## EXERCISE DESCRIPTION
These entries must be printed again exactly as they are.

---------- EXTRACTED ENTRIES ----------

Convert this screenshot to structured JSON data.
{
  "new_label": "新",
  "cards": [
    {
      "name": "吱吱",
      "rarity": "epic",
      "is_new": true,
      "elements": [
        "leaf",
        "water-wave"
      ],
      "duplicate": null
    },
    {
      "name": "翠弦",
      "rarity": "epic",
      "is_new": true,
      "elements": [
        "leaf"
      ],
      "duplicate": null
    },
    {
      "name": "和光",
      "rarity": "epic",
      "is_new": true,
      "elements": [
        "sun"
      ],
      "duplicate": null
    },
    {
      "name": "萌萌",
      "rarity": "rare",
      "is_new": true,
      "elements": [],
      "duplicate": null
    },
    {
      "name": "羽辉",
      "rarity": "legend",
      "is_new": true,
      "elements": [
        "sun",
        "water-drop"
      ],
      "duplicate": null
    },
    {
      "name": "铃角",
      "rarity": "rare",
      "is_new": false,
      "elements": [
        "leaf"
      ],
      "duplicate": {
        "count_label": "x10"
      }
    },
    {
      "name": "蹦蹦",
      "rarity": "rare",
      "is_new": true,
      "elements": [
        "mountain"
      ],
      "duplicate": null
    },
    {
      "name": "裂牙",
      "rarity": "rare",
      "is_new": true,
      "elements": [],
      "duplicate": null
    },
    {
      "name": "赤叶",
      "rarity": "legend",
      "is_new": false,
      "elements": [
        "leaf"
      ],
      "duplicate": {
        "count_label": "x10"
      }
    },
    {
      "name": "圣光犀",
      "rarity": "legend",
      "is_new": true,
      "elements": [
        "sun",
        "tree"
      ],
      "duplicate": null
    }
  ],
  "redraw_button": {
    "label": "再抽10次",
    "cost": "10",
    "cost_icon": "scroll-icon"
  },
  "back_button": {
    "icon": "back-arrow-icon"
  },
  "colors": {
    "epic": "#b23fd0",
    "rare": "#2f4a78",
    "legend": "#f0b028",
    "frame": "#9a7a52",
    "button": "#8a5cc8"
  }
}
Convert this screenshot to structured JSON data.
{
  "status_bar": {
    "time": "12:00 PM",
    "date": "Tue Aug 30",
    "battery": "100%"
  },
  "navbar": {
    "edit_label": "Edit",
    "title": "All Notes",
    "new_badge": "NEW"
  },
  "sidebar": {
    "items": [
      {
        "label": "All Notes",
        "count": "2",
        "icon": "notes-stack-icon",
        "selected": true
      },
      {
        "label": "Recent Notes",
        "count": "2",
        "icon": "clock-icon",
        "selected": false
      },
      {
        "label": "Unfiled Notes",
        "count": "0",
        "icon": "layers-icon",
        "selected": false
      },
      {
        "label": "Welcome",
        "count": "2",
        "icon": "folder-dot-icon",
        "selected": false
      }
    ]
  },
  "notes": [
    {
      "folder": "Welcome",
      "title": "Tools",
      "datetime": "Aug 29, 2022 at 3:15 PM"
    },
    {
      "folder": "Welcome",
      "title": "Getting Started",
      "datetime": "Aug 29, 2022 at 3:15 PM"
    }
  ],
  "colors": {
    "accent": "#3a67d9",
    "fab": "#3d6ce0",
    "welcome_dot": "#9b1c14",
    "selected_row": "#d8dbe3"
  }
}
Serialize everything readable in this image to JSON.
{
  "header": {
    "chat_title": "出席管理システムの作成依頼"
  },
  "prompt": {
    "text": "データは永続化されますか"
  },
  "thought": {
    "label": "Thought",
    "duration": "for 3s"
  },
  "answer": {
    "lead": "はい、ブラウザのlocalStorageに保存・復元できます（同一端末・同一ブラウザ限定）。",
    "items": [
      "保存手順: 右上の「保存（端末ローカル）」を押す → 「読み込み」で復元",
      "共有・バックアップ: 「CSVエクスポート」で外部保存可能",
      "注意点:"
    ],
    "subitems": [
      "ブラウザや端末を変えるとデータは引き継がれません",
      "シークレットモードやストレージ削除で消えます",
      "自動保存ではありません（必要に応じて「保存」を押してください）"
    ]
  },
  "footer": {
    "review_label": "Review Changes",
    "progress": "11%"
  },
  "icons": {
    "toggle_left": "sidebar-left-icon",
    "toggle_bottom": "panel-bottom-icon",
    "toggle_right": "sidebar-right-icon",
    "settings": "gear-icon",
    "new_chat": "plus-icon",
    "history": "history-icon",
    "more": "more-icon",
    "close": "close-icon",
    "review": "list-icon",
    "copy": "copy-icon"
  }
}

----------

## WRITTEN SOLUTION
Convert this screenshot to structured JSON data.
{
  "new_label": "新",
  "cards": [
    {
      "name": "吱吱",
      "rarity": "epic",
      "is_new": true,
      "elements": [
        "leaf",
        "water-wave"
      ],
      "duplicate": null
    },
    {
      "name": "翠弦",
      "rarity": "epic",
      "is_new": true,
      "elements": [
        "leaf"
      ],
      "duplicate": null
    },
    {
      "name": "和光",
      "rarity": "epic",
      "is_new": true,
      "elements": [
        "sun"
      ],
      "duplicate": null
    },
    {
      "name": "萌萌",
      "rarity": "rare",
      "is_new": true,
      "elements": [],
      "duplicate": null
    },
    {
      "name": "羽辉",
      "rarity": "legend",
      "is_new": true,
      "elements": [
        "sun",
        "water-drop"
      ],
      "duplicate": null
    },
    {
      "name": "铃角",
      "rarity": "rare",
      "is_new": false,
      "elements": [
        "leaf"
      ],
      "duplicate": {
        "count_label": "x10"
      }
    },
    {
      "name": "蹦蹦",
      "rarity": "rare",
      "is_new": true,
      "elements": [
        "mountain"
      ],
      "duplicate": null
    },
    {
      "name": "裂牙",
      "rarity": "rare",
      "is_new": true,
      "elements": [],
      "duplicate": null
    },
    {
      "name": "赤叶",
      "rarity": "legend",
      "is_new": false,
      "elements": [
        "leaf"
      ],
      "duplicate": {
        "count_label": "x10"
      }
    },
    {
      "name": "圣光犀",
      "rarity": "legend",
      "is_new": true,
      "elements": [
        "sun",
        "tree"
      ],
      "duplicate": null
    }
  ],
  "redraw_button": {
    "label": "再抽10次",
    "cost": "10",
    "cost_icon": "scroll-icon"
  },
  "back_button": {
    "icon": "back-arrow-icon"
  },
  "colors": {
    "epic": "#b23fd0",
    "rare": "#2f4a78",
    "legend": "#f0b028",
    "frame": "#9a7a52",
    "button": "#8a5cc8"
  }
}
Convert this screenshot to structured JSON data.
{
  "status_bar": {
    "time": "12:00 PM",
    "date": "Tue Aug 30",
    "battery": "100%"
  },
  "navbar": {
    "edit_label": "Edit",
    "title": "All Notes",
    "new_badge": "NEW"
  },
  "sidebar": {
    "items": [
      {
        "label": "All Notes",
        "count": "2",
        "icon": "notes-stack-icon",
        "selected": true
      },
      {
        "label": "Recent Notes",
        "count": "2",
        "icon": "clock-icon",
        "selected": false
      },
      {
        "label": "Unfiled Notes",
        "count": "0",
        "icon": "layers-icon",
        "selected": false
      },
      {
        "label": "Welcome",
        "count": "2",
        "icon": "folder-dot-icon",
        "selected": false
      }
    ]
  },
  "notes": [
    {
      "folder": "Welcome",
      "title": "Tools",
      "datetime": "Aug 29, 2022 at 3:15 PM"
    },
    {
      "folder": "Welcome",
      "title": "Getting Started",
      "datetime": "Aug 29, 2022 at 3:15 PM"
    }
  ],
  "colors": {
    "accent": "#3a67d9",
    "fab": "#3d6ce0",
    "welcome_dot": "#9b1c14",
    "selected_row": "#d8dbe3"
  }
}
Serialize everything readable in this image to JSON.
{
  "header": {
    "chat_title": "出席管理システムの作成依頼"
  },
  "prompt": {
    "text": "データは永続化されますか"
  },
  "thought": {
    "label": "Thought",
    "duration": "for 3s"
  },
  "answer": {
    "lead": "はい、ブラウザのlocalStorageに保存・復元できます（同一端末・同一ブラウザ限定）。",
    "items": [
      "保存手順: 右上の「保存（端末ローカル）」を押す → 「読み込み」で復元",
      "共有・バックアップ: 「CSVエクスポート」で外部保存可能",
      "注意点:"
    ],
    "subitems": [
      "ブラウザや端末を変えるとデータは引き継がれません",
      "シークレットモードやストレージ削除で消えます",
      "自動保存ではありません（必要に応じて「保存」を押してください）"
    ]
  },
  "footer": {
    "review_label": "Review Changes",
    "progress": "11%"
  },
  "icons": {
    "toggle_left": "sidebar-left-icon",
    "toggle_bottom": "panel-bottom-icon",
    "toggle_right": "sidebar-right-icon",
    "settings": "gear-icon",
    "new_chat": "plus-icon",
    "history": "history-icon",
    "more": "more-icon",
    "close": "close-icon",
    "review": "list-icon",
    "copy": "copy-icon"
  }
}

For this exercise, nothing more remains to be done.